Emma Anderson Liljenquist

Emma Anderson Liljenquist was a native pioneer, born in Salt Lake City, Utah 9 November, 1862. She was the daughter of Gustave and Mary Haroldson Anderson, pioneers of 1857. In 1866, the family moved to Hyrum, Cache Valley, Utah.

The following is taken from her diary:

When I was sixteen I became the wife of Oscar O. Liljenquist, son of Bishop Ola N. Liljenquist. We had been married two years without having any children and we were very concerned over this and decided to make it a matter of prayer. Our prayers were answered with a fine son, whom we called Oscar Eugene, born 15 September, 1880. On 2 November, 1882, another child, a lovely little daughter, was sent to us and we called her Mary Agnes. On New Year’s day, 1 January, 1885, another fine son was born, and we called him Hyrum Royal.

When Royal was two years of age (1887) I was called by the Church to take a course in obstetrics and nursing. Leaving my three children in the care of Anna Anderson, my father’s third wife, I left for Salt Lake City, where I stayed for six months. Dr. Maggie C. Shipp was the instructor. She lived just east of the Salt Lake Theater on the corner, and I lived with a Mrs. Jorgensen on 7th West. Every day I walked to the doctor’s office, except part time I lived with her. I never once took the street car.

I enjoyed my work very much, and after being set apart by Apostle John Henry Smith and several of the others, I returned home to do my work, having been promised by the Apostles that if I lived right, I should always know what to do in case of any difficulties. Six weeks after my return from Salt Lake, my fourth child, a girl, was born. She weighed nine pounds. We called her Clara Margetta.

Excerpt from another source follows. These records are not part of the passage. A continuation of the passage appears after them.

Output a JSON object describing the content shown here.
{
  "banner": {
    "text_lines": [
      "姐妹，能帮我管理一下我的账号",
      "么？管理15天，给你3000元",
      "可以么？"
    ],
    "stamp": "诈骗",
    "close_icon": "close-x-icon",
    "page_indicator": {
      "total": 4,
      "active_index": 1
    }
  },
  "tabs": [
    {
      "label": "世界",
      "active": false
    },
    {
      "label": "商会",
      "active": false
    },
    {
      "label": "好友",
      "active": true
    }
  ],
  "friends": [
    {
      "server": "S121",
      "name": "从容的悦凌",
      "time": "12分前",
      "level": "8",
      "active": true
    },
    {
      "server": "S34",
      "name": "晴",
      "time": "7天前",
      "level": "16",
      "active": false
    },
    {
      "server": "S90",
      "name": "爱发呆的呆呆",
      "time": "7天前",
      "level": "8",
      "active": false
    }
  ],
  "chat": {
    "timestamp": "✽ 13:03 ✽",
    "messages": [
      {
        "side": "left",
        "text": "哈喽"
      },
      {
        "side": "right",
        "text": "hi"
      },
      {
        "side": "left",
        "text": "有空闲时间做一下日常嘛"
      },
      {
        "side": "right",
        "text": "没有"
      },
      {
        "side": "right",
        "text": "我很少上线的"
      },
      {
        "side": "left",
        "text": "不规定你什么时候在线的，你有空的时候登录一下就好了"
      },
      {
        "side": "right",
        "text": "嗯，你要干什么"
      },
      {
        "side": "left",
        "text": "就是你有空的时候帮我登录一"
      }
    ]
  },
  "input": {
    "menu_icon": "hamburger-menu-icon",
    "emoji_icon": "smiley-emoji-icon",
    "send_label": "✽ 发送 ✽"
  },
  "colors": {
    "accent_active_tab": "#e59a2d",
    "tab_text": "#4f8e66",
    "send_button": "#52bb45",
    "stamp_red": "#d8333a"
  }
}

Many times after having spent a night and sometimes part of the next day on a maternity case I have come home and given birth to one of my own babies, as I have had six children during my years as a midwife.

It made my heart ache when I had to leave my babies and very often I could hear them crying as I walked down the street, but I had to go with a smile on my face and bring happiness in to the sick room, for I have never refused anyone who needed my assistance. The snow was never too deep or the night too dark. My husband and my oldest daughter, Agnes, were very gentle and good to the children. You might ask why I left them, but I had been called by the Church to perform this service, and I felt that it was a special calling.

She passed away 2 March, 1952, age 89 years, mourned by her children and many friends. Her Church and civic duties included being a member of the Hyrum First Ward Choir, President of the Ward Primary for 15 years, and a counselor of the Relief Society. She also served as a registrar of births and deaths in that community.

–Trilby L. Rozsa in

Our Pioneer Heritage

Vol. 6, p. 444